Cell Cycle 2007 Jan 17;6(2):182-8. Epub 2007 Jan 17.
Institut Cochin, Département Maladies Infectieuses, Inserm, CNRS, Université Paris 5, Paris, France.

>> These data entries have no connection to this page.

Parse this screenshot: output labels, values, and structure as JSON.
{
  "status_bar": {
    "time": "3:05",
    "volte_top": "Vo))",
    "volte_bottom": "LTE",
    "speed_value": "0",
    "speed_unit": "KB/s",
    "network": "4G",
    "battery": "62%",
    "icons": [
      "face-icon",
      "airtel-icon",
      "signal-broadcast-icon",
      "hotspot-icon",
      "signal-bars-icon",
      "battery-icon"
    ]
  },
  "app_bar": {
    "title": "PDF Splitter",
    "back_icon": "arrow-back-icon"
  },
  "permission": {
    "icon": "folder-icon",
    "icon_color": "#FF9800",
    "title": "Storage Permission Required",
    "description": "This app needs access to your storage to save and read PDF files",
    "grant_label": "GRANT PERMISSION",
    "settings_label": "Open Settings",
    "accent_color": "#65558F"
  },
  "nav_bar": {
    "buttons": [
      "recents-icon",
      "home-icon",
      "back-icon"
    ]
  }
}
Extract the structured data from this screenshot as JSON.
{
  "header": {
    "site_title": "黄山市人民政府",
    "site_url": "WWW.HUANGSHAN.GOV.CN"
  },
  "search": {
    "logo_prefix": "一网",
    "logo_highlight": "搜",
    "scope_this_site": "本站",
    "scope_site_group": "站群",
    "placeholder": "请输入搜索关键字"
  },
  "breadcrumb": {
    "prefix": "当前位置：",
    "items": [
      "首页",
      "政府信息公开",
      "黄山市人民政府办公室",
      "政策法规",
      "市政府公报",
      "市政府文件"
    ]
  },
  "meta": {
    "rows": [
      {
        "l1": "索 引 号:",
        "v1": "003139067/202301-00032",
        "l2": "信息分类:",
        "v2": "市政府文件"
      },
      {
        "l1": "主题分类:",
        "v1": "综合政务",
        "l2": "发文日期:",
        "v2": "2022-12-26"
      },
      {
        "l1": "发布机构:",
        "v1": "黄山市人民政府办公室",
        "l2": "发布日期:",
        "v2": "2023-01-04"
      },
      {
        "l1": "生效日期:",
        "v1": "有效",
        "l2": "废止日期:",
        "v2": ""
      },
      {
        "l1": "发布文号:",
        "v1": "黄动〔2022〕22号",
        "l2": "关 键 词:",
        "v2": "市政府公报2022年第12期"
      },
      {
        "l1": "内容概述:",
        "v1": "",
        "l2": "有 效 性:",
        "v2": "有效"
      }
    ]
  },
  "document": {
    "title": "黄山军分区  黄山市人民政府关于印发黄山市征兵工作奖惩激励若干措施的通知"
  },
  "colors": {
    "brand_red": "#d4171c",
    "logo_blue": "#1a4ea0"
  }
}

How the HIV1 Vpr protein initiates the host cell response leading to cell cycle arrest in G(2) has remained unknown. Here, we show that recruitment of DCAF1/VprBP by Vpr is essential for its cytostatic activity, which can be abolished either by single mutations of Vpr that impair DCAF1 binding, or by siRNA-mediated silencing of DCAF1. Furthermore, DCAF1 bridges Vpr to DDB1, a core subunit of Cul4 ubiquitin ligases. Altogether these results point to a mechanism where Vpr triggers G(2) arrest by hijacking the Cul4/DDB1(DCAF1) ubiquitin ligase. We further show that, Vpx, a non-cytostatic Vpr-related protein acquired by HIV2 and SIV, also binds DCAF1 through a conserved motif. Thus, Vpr from HIV1 and Vpx from SIV recruit DCAF1 with different physiological outcomes for the host cell. This in turn suggests that both proteins have evolved to preserve interaction with the same Cul4 ubiquitin ligase while diverging in the recognition of host substrates targeted for proteasomal degradation.